- _WHAT THE TASK ASKS_:
Your answer must be an exact copy of the records below, with no pictures in it.

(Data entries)
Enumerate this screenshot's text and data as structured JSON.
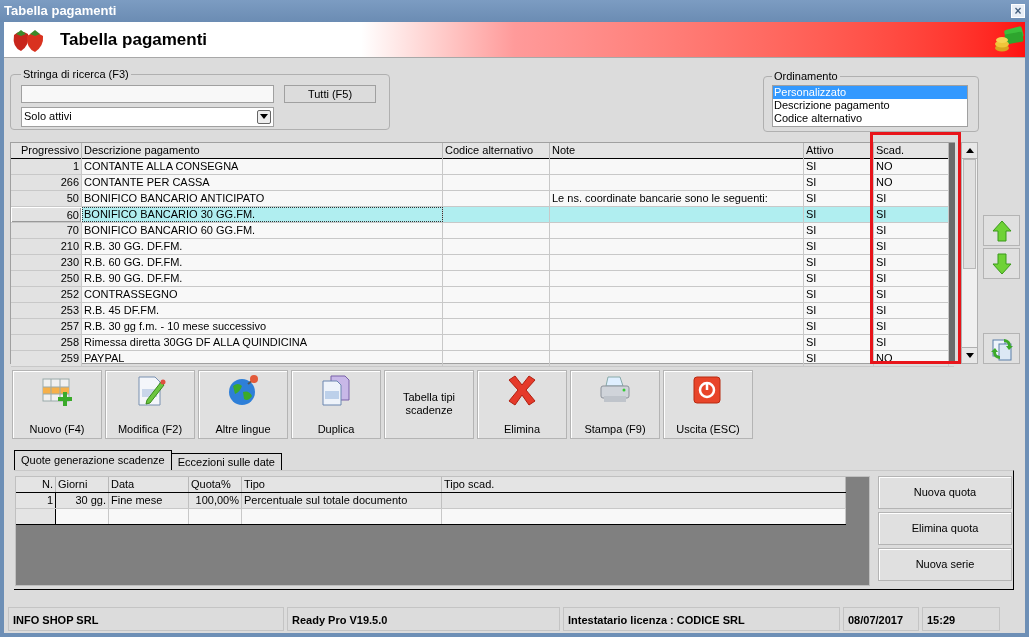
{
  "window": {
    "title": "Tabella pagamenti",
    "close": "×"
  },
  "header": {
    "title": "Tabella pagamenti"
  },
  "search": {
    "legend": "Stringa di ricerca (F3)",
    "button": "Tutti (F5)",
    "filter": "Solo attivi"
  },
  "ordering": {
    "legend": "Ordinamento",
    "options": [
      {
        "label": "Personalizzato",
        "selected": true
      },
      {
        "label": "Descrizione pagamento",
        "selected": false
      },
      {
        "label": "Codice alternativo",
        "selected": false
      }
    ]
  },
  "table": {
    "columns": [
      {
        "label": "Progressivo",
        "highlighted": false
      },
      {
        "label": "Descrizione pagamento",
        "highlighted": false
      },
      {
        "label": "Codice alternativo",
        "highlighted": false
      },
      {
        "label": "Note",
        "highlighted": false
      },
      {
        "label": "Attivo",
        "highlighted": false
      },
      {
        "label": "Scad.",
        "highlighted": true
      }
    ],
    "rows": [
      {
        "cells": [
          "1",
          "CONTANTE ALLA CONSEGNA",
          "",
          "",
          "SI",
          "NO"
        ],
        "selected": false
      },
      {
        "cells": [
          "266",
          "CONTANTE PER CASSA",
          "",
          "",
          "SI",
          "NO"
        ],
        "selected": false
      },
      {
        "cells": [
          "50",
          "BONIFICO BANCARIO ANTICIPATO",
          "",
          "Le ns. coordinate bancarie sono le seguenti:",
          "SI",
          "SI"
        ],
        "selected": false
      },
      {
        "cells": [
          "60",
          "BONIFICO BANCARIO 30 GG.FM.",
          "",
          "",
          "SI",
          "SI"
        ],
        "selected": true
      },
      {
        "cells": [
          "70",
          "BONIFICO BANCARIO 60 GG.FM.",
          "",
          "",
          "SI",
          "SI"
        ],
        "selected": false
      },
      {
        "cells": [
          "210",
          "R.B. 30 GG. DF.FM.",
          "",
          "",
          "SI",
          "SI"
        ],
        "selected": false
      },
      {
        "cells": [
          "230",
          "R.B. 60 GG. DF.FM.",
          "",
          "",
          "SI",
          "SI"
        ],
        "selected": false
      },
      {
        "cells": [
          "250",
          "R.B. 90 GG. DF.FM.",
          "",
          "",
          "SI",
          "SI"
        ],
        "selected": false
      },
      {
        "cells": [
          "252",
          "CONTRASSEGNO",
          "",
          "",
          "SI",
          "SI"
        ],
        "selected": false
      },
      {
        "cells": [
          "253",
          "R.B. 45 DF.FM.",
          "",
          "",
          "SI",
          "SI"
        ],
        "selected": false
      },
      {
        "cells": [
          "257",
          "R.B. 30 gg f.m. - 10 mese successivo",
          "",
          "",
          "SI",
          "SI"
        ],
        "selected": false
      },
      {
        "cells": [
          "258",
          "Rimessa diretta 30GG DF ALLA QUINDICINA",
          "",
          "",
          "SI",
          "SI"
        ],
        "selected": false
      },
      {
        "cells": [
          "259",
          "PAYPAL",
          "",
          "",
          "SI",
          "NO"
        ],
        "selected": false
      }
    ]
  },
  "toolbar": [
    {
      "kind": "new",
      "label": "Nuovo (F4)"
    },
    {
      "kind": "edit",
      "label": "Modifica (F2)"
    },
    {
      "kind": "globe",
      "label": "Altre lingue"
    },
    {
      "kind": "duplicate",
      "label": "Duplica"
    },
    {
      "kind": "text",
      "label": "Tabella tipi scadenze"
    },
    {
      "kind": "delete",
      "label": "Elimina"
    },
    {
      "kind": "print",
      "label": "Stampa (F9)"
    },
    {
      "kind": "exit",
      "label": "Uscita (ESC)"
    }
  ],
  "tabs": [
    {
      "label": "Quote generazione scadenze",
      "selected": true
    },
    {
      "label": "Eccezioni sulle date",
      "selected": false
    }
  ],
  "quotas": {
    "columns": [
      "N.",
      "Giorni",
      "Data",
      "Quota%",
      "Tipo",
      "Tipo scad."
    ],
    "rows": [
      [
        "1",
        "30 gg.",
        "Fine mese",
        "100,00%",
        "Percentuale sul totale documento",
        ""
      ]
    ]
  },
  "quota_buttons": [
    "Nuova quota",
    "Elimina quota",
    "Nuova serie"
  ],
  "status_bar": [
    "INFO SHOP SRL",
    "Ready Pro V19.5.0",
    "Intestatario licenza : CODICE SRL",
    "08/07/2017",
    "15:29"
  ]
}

- _ANSWER AREA_:
Enumerate this screenshot's text and data as structured JSON.
{
  "window": {
    "title": "Tabella pagamenti",
    "close": "×"
  },
  "header": {
    "title": "Tabella pagamenti"
  },
  "search": {
    "legend": "Stringa di ricerca (F3)",
    "button": "Tutti (F5)",
    "filter": "Solo attivi"
  },
  "ordering": {
    "legend": "Ordinamento",
    "options": [
      {
        "label": "Personalizzato",
        "selected": true
      },
      {
        "label": "Descrizione pagamento",
        "selected": false
      },
      {
        "label": "Codice alternativo",
        "selected": false
      }
    ]
  },
  "table": {
    "columns": [
      {
        "label": "Progressivo",
        "highlighted": false
      },
      {
        "label": "Descrizione pagamento",
        "highlighted": false
      },
      {
        "label": "Codice alternativo",
        "highlighted": false
      },
      {
        "label": "Note",
        "highlighted": false
      },
      {
        "label": "Attivo",
        "highlighted": false
      },
      {
        "label": "Scad.",
        "highlighted": true
      }
    ],
    "rows": [
      {
        "cells": [
          "1",
          "CONTANTE ALLA CONSEGNA",
          "",
          "",
          "SI",
          "NO"
        ],
        "selected": false
      },
      {
        "cells": [
          "266",
          "CONTANTE PER CASSA",
          "",
          "",
          "SI",
          "NO"
        ],
        "selected": false
      },
      {
        "cells": [
          "50",
          "BONIFICO BANCARIO ANTICIPATO",
          "",
          "Le ns. coordinate bancarie sono le seguenti:",
          "SI",
          "SI"
        ],
        "selected": false
      },
      {
        "cells": [
          "60",
          "BONIFICO BANCARIO 30 GG.FM.",
          "",
          "",
          "SI",
          "SI"
        ],
        "selected": true
      },
      {
        "cells": [
          "70",
          "BONIFICO BANCARIO 60 GG.FM.",
          "",
          "",
          "SI",
          "SI"
        ],
        "selected": false
      },
      {
        "cells": [
          "210",
          "R.B. 30 GG. DF.FM.",
          "",
          "",
          "SI",
          "SI"
        ],
        "selected": false
      },
      {
        "cells": [
          "230",
          "R.B. 60 GG. DF.FM.",
          "",
          "",
          "SI",
          "SI"
        ],
        "selected": false
      },
      {
        "cells": [
          "250",
          "R.B. 90 GG. DF.FM.",
          "",
          "",
          "SI",
          "SI"
        ],
        "selected": false
      },
      {
        "cells": [
          "252",
          "CONTRASSEGNO",
          "",
          "",
          "SI",
          "SI"
        ],
        "selected": false
      },
      {
        "cells": [
          "253",
          "R.B. 45 DF.FM.",
          "",
          "",
          "SI",
          "SI"
        ],
        "selected": false
      },
      {
        "cells": [
          "257",
          "R.B. 30 gg f.m. - 10 mese successivo",
          "",
          "",
          "SI",
          "SI"
        ],
        "selected": false
      },
      {
        "cells": [
          "258",
          "Rimessa diretta 30GG DF ALLA QUINDICINA",
          "",
          "",
          "SI",
          "SI"
        ],
        "selected": false
      },
      {
        "cells": [
          "259",
          "PAYPAL",
          "",
          "",
          "SI",
          "NO"
        ],
        "selected": false
      }
    ]
  },
  "toolbar": [
    {
      "kind": "new",
      "label": "Nuovo (F4)"
    },
    {
      "kind": "edit",
      "label": "Modifica (F2)"
    },
    {
      "kind": "globe",
      "label": "Altre lingue"
    },
    {
      "kind": "duplicate",
      "label": "Duplica"
    },
    {
      "kind": "text",
      "label": "Tabella tipi scadenze"
    },
    {
      "kind": "delete",
      "label": "Elimina"
    },
    {
      "kind": "print",
      "label": "Stampa (F9)"
    },
    {
      "kind": "exit",
      "label": "Uscita (ESC)"
    }
  ],
  "tabs": [
    {
      "label": "Quote generazione scadenze",
      "selected": true
    },
    {
      "label": "Eccezioni sulle date",
      "selected": false
    }
  ],
  "quotas": {
    "columns": [
      "N.",
      "Giorni",
      "Data",
      "Quota%",
      "Tipo",
      "Tipo scad."
    ],
    "rows": [
      [
        "1",
        "30 gg.",
        "Fine mese",
        "100,00%",
        "Percentuale sul totale documento",
        ""
      ]
    ]
  },
  "quota_buttons": [
    "Nuova quota",
    "Elimina quota",
    "Nuova serie"
  ],
  "status_bar": [
    "INFO SHOP SRL",
    "Ready Pro V19.5.0",
    "Intestatario licenza : CODICE SRL",
    "08/07/2017",
    "15:29"
  ]
}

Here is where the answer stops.